During her time as an undead, she is confronted with a new threat, one that is both terrifying myth and half-forgotten legend at the same time.
Putting her city, her family, and her friends in jeopardy, this threat jeopardizes the tenuous truce between warring vampire factions. It’s up to Mina to save herself and her loved ones from the impending doom.
A Plague of Shadows
Mina Sun should be put to death. Despite the fact that I’m already a zombie.
It’s a pity she’s a little busy at the moment. Her best friend is missing. Her family has been nagging her to come over. After being invited to join their group of vampires, she’s having a hard time fitting in. Whenever she enters the room, there are whispers and sidelong glances from the other vampires that reveal their second thoughts.
Even if they were to whisper it to her, Mina would know right away that she is different. She can hear it in the screams of her blood and feel it in the twists of her gut as she fights the monster within. The demon she will inevitably become.
And now bodies are turning up, sucked so dry they look like mummies. Not the gargoyles: they only leave a half-dead corpse, gnawed to bits.
Instead, a new evil stalks the night. The dying words of a homeless man, who was raving about the reign of night, the death of light, and a blade of darkness, are the best clue to its identity.

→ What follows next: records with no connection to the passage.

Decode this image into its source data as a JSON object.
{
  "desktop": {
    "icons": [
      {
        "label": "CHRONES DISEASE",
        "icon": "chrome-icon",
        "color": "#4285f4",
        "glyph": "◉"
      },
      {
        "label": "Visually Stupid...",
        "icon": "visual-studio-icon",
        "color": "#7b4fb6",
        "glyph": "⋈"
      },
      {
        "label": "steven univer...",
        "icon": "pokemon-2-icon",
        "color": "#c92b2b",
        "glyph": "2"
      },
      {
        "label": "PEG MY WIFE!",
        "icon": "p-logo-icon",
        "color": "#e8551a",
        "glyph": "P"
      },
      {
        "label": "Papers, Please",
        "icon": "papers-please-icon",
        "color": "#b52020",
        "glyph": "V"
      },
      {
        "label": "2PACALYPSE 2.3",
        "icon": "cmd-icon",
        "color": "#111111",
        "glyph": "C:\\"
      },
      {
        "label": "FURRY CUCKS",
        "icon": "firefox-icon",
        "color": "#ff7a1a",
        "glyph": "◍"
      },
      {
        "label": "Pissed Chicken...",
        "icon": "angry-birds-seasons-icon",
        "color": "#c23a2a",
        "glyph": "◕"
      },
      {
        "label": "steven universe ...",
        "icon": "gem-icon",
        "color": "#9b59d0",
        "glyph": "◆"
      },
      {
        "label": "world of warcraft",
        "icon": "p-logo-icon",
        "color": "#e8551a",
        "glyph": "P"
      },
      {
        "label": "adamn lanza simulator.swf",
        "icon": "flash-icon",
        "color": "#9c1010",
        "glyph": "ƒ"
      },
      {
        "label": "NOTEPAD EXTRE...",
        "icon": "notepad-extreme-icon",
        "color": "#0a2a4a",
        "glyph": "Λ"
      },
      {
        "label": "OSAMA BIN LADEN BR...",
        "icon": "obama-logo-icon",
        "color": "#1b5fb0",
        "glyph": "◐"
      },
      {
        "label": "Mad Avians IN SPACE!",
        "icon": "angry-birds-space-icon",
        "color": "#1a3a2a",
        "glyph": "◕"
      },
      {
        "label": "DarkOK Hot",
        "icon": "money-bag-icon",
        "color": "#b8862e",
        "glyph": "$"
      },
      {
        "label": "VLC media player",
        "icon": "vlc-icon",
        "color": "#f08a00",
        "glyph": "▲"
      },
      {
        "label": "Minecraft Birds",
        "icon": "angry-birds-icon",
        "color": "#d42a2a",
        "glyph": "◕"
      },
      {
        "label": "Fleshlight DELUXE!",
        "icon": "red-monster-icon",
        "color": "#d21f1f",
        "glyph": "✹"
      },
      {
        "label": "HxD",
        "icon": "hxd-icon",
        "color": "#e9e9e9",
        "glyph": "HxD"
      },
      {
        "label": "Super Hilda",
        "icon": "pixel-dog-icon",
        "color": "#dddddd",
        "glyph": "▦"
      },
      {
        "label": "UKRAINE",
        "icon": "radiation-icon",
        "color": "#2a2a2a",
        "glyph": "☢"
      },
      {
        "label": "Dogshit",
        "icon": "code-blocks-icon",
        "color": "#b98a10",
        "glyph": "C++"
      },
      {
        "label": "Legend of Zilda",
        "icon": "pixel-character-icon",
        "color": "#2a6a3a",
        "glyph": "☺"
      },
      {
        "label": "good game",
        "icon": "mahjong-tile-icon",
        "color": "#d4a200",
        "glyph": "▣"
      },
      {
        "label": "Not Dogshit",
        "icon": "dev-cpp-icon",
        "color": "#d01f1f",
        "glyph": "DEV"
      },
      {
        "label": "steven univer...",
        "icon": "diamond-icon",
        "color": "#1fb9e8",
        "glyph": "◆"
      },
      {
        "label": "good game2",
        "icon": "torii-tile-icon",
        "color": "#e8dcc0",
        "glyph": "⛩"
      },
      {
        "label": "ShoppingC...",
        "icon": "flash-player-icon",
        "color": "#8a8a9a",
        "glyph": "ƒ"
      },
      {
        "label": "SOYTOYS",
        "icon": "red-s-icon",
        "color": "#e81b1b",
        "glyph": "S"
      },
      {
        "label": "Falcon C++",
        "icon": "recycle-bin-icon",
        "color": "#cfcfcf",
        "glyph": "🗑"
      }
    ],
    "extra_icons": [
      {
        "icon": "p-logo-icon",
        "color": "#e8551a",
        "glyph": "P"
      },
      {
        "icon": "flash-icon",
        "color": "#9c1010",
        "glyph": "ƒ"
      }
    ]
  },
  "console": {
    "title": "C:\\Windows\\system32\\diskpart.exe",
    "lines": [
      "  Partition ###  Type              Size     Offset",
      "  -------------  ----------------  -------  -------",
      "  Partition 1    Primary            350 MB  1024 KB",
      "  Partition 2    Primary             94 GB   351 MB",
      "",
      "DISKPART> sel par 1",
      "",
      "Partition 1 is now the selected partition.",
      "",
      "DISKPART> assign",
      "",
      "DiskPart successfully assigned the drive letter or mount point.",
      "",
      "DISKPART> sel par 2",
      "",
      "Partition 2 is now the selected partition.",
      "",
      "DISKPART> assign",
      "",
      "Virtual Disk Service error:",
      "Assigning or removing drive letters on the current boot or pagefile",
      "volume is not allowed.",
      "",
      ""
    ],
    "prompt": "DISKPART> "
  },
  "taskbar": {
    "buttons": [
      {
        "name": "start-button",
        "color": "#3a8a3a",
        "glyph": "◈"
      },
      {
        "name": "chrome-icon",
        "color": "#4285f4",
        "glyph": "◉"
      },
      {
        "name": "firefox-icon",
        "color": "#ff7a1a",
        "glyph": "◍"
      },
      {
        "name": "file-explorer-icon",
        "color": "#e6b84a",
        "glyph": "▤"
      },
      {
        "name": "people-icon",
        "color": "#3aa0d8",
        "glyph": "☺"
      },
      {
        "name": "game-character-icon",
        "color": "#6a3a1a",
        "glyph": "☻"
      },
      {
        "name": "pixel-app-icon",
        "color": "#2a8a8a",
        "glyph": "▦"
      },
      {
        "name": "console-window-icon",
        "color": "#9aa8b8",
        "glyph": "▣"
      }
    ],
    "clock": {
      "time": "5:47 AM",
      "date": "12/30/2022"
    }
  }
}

Are there any other ways for Mina to solve this puzzle without releasing the monster she harbors?